There’s only one problem: Molly’s coworker Reid. He’s an awkward Tolkien superfan with a season pass to the Ren Faire, and there’s absolutely no way Molly could fall for him. Right?
SOURCE: egalley via Edelweiss for review, finished library copy for reference
Molly – SIGH. I know her pain all too well. I too was a larger girl with a fun outgoing sister. We weren’t quite twins (less than a year apart though) and hated each other (back then at least) but the feelings Molly had were the same. I even had the same type of grandma who would make horrible comments (though my grandma was bigger than me). This girl I know. This girl is real. This girl is the reality of so many women and teens.
Overall Thoughts –
The Upside of Unrequited is a companion novel to Simon, though very loosely and can be read be itself if you don’t want to read Simon (I don’t know who this person might be) first or at all.
Did I love Simon? YES!! But. BUT. I think I loved Unrequited just a little more. Molly was beyond relatable to the girl I was in high school and still am in so many ways. Insecurity lives in all of us, and so many people – mostly females TBH – have issues tied to their looks/weight. We are raised in a society that no matter how loved you might be at home there will always be someone somewhere judging you at your most vulnerable point that will leave scars that others can’t see.

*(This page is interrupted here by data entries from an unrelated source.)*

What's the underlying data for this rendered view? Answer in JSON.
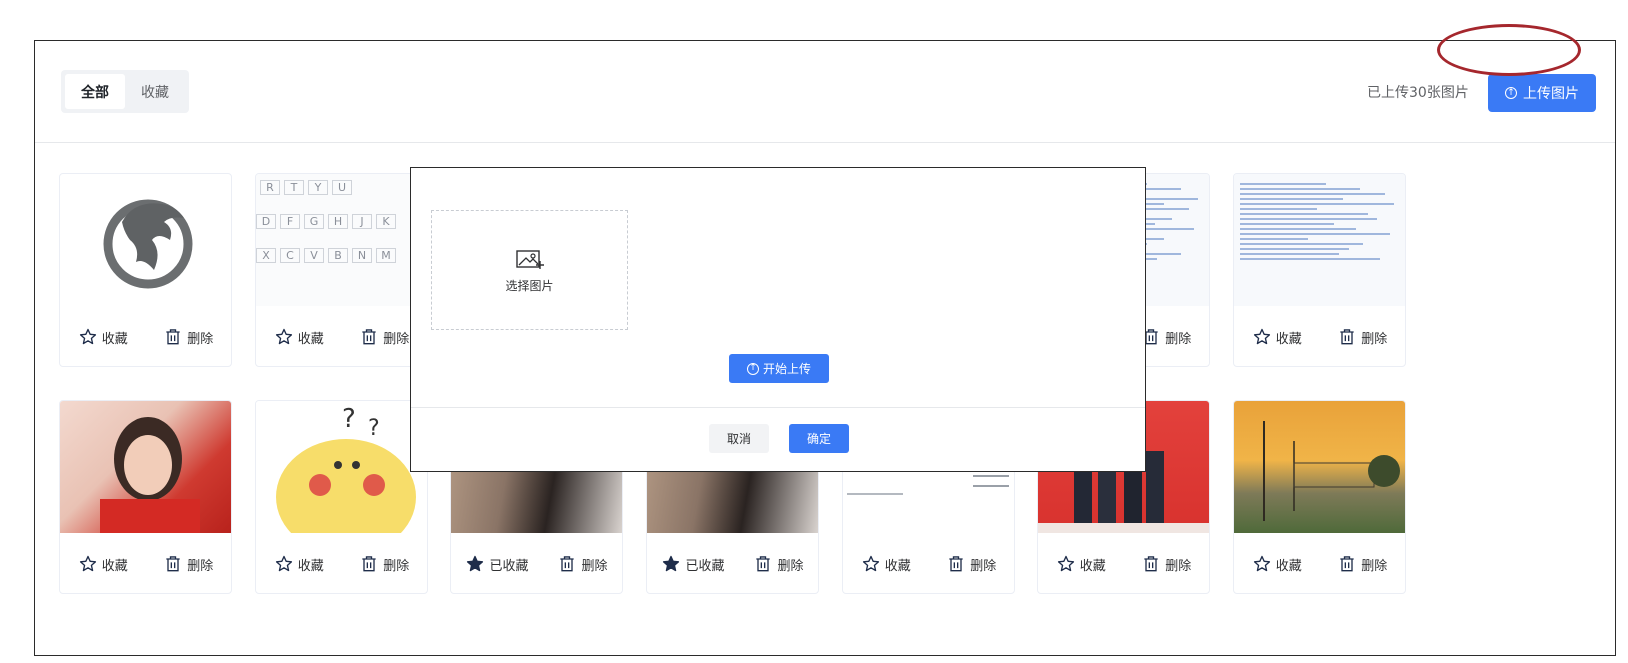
{
  "tabs": [
    {
      "label": "全部",
      "active": true
    },
    {
      "label": "收藏",
      "active": false
    }
  ],
  "header": {
    "count_text": "已上传30张图片",
    "upload_label": "上传图片"
  },
  "actions": {
    "favorite": "收藏",
    "favorited": "已收藏",
    "delete": "删除"
  },
  "cards": [
    {
      "image": "dragon-logo",
      "favorited": false
    },
    {
      "image": "keyboard-pinyin-layout",
      "favorited": false
    },
    {
      "image": "code-screenshot",
      "favorited": false
    },
    {
      "image": "code-screenshot",
      "favorited": false
    },
    {
      "image": "portrait-woman-red",
      "favorited": false
    },
    {
      "image": "pikachu-sticker",
      "favorited": false
    },
    {
      "image": "fur-close-up",
      "favorited": true
    },
    {
      "image": "fur-close-up",
      "favorited": true
    },
    {
      "image": "code-text-document",
      "favorited": false
    },
    {
      "image": "group-photo-red-background",
      "favorited": false
    },
    {
      "image": "sunset-landscape",
      "favorited": false
    }
  ],
  "keyboard": {
    "row1": [
      "R",
      "T",
      "Y",
      "U"
    ],
    "row2": [
      "D",
      "F",
      "G",
      "H",
      "J",
      "K"
    ],
    "row3": [
      "X",
      "C",
      "V",
      "B",
      "N",
      "M"
    ]
  },
  "modal": {
    "choose_image": "选择图片",
    "start_upload": "开始上传",
    "cancel": "取消",
    "confirm": "确定"
  },
  "colors": {
    "primary": "#3a7af5",
    "ring": "#a5272d",
    "icon": "#1f2d4a"
  }
}
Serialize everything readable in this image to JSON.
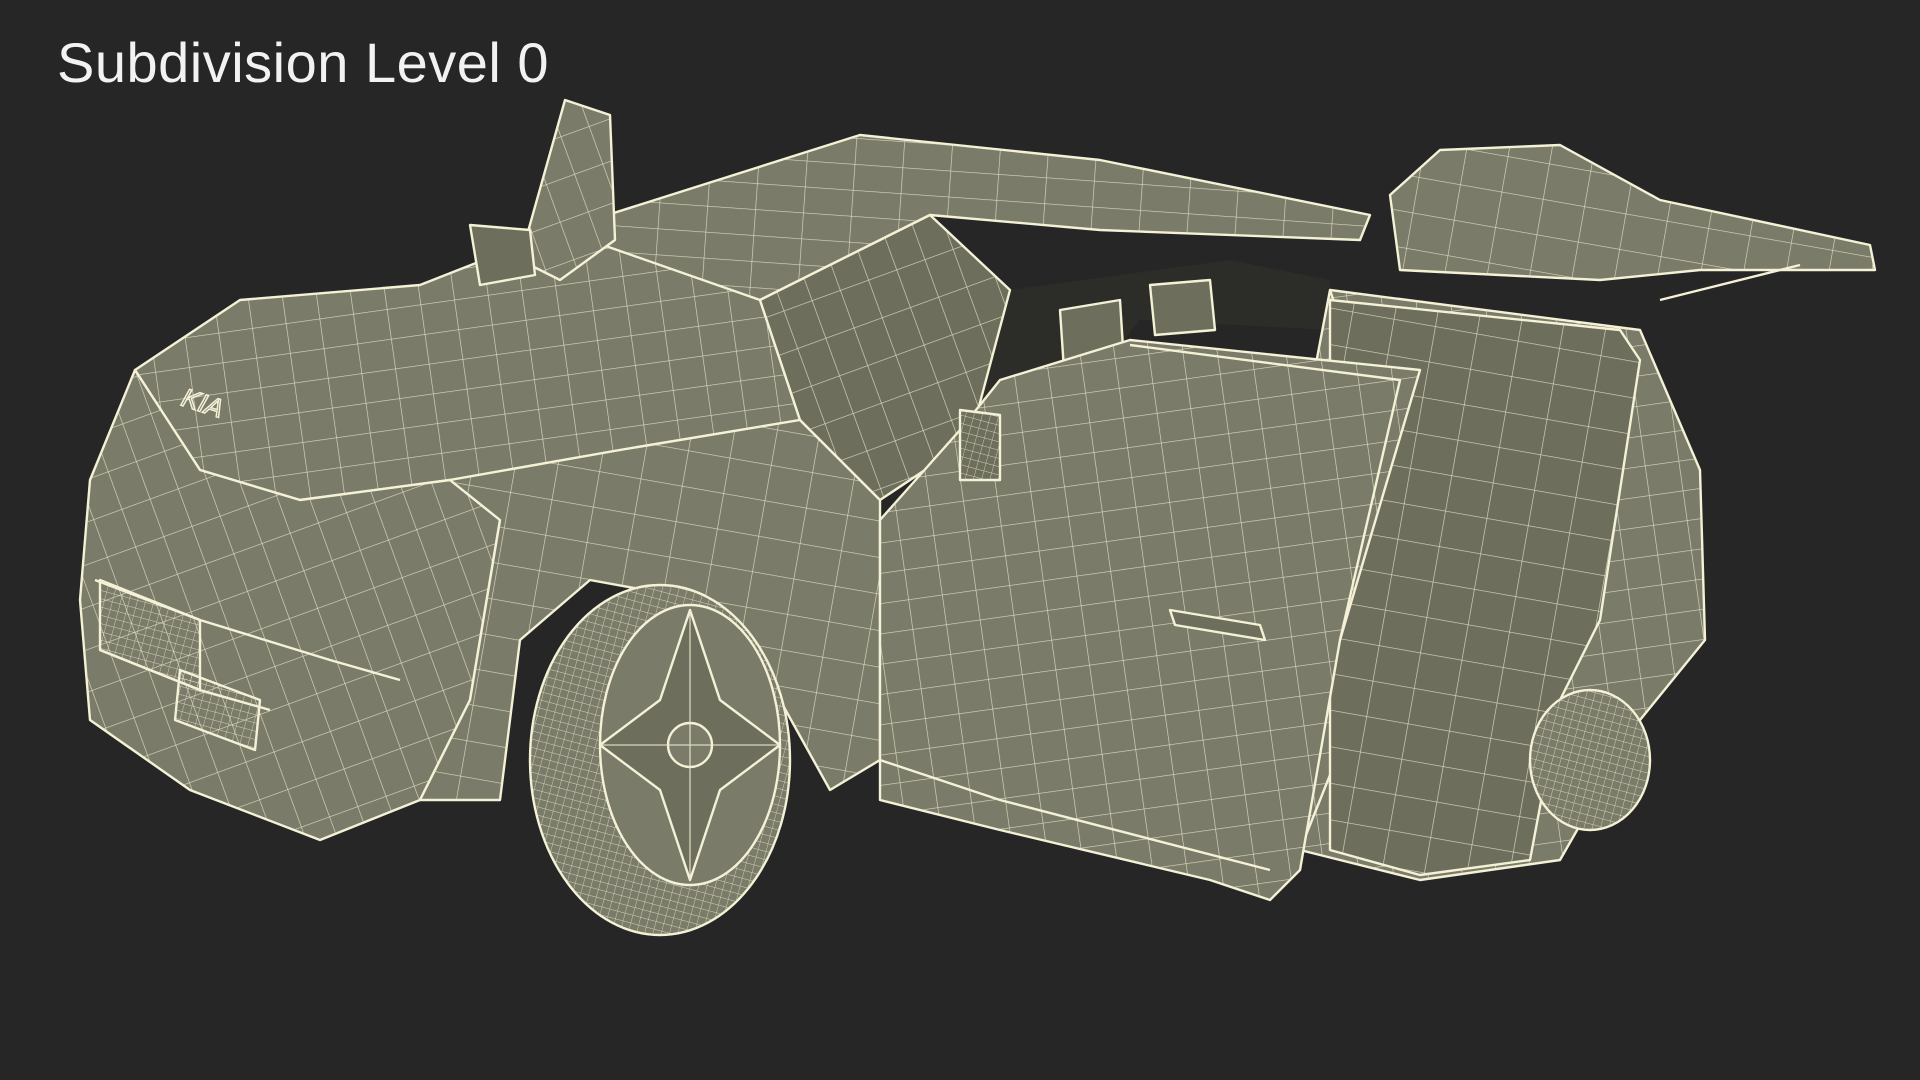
{
  "viewport": {
    "caption": "Subdivision Level 0",
    "background_color": "#262626",
    "mesh_fill_color": "#7a7b68",
    "mesh_fill_dark_color": "#6d6e5c",
    "wire_color": "#f4f1d6",
    "subject": "car-wireframe-render"
  }
}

Basically, representation matters. Race, religion, orientation, body image. EVERYTHING. We all need to see ourselves in books and Ms Albertalli is someone fighting that fight for all of us. She is writing books reflecting America how it is but isn’t shown fully to everyone – diverse and beautiful. One day I hope I can meet Becky and give her a hug for not only writing a book adult me loved but teen me would have too.